The technique is simple. Once your plants are at least one foot tall, they are surely mature enough to flower (when forced to). To do this, you remove all light for at least 12 uninterrupted hours per day. This mimics the natural changes in the sunlight that would occur with seasonal changes.
These changes send a signal to the plant that it needs to focus its efforts on flowering as much as possible before the weather turns too cold and dark. Once flowers begin popping up at the joints (also known as “nodes”), you should be able to distinguish between the females and males in your bunch.
Once you know which are which, simply remove the male plants from your garden. Then you can pick and choose from your remaining female ones when transplanting – only take the strongest and healthiest for transplantation.
Before you transplant your females, expose them to three full days of nonstop light. This will ensure that your plants won’t continue their flowering process since it would be too early for you to get a harvest.
Download my free marijuana grow guide at this link for more flowering tips
The plants’ processes will go back to normal after they have been transplanted; the natural sunlight should provide many hours of light for the plants. This will make them return to their vegetation stage. This is when the plants will begin again to focus all their incoming energy from the sun; water; and nutrients in the soil on their own growth.

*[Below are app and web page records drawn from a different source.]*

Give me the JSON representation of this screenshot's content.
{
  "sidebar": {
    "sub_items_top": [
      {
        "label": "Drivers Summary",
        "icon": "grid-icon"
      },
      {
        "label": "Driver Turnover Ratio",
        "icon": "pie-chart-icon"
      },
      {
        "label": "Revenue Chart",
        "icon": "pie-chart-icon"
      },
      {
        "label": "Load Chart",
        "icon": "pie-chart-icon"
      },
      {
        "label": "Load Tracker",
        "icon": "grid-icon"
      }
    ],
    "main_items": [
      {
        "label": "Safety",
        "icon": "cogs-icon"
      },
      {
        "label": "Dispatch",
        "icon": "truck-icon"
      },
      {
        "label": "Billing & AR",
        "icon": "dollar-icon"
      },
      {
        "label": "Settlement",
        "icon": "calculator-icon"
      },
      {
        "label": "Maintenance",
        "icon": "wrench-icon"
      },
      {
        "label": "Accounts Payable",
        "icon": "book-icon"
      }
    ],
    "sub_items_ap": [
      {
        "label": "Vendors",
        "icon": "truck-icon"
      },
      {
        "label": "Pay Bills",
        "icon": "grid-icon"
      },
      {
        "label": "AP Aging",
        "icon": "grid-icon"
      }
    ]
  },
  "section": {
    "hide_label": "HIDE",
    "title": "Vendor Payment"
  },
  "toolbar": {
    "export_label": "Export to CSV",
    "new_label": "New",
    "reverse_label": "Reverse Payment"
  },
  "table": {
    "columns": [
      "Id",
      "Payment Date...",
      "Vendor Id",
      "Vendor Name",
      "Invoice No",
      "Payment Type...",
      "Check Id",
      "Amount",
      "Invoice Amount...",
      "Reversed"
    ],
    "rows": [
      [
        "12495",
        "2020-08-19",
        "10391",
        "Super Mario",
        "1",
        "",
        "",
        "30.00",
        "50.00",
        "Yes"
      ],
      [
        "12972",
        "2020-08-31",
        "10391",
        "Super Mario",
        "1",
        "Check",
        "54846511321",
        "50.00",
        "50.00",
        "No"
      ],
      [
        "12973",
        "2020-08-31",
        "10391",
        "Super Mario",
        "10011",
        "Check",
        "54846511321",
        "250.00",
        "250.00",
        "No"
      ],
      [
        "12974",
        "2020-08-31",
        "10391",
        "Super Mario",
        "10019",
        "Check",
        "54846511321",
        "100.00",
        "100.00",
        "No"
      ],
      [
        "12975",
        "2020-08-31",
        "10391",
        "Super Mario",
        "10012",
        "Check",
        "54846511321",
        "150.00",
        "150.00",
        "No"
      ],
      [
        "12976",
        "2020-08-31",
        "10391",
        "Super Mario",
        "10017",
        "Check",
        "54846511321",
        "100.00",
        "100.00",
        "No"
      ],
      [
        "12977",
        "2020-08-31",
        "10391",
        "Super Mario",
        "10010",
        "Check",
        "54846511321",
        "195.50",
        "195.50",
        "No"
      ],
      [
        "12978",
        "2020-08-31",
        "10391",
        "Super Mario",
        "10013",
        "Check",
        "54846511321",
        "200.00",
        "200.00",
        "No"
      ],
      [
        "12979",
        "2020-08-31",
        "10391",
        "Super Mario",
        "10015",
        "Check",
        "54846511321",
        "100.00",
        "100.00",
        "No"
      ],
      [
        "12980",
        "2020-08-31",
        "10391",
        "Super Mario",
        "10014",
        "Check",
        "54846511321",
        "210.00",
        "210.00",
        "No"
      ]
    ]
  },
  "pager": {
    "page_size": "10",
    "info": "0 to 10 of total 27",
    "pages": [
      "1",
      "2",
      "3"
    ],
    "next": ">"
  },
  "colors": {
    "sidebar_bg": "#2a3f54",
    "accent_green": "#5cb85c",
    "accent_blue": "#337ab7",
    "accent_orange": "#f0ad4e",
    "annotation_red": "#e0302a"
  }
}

Whatever method you decide to use; it’s a good idea to go for one of them in order to reduce seed production; or maybe get rid of it altogether. Removing male plants will simply take away these risks and will likely lead to a much more successful yield. Proceed with caution, however,; forcing the flowering phase of your female plants can actually occasionally cause sexual dysfunction, such as becoming a hermaphrodite, when one plant exhibits characteristics of both sexes.
The most important thing in choosing the right method is basing the decision on your time and physical space. You also need to keep in mind that removing your male plants from the garden will not completely remove the risk of male plants being present. Sometimes, depending on the area you are growing in; male plants could be present within a close enough range that could lead to pollination of your female plants. This can happen both from male plants that are being grown by someone else; or ones that have naturally cropped up in the wild. Pollen can travel as far as several miles in the wind as well as on birds or bees. They have evolved to be very good at this in order to pollinate female plants and lead to more plants of their species.
No matter how hard you try, marijuana will do its very best to reproduce; even going to the lengths of reproducing itself without any normal male plants nearby. This is an evolutionary trait just like traits from any other living organism.
If female plants grow male flowers, they run the risk of pollinating themselves or any neighboring female plants. These plants are called hermaphrodites, as they exhibit both male and female characteristics. Hermaphrodites are a natural occurrence – nature’s response to stress. When plants have poor nutrients; too much nitrogen; particularly cold weather; or sometimes when they have been forced to flower; hermaphrodites may appear as the plants’ stress response.
Hermaphrodites that successfully self-pollinate generally lead to more females and more hermaphrodites. When you see hermaphrodite plants in your all-female garden, you may want to practice culling. Culling is when you remove a plant of undesirable characteristics; this is so the overall product does not exhibit these same traits. If you don’t want to remove this plant altogether; simply pluck off the male flower bunches that appear on your hermaphrodite plant. This will restrain the hermaphrodite effects and will keep it from pollinating itself or other plants nearby, and, therefore, will limit its ability to continue its own line of traits.
Thanks for reading.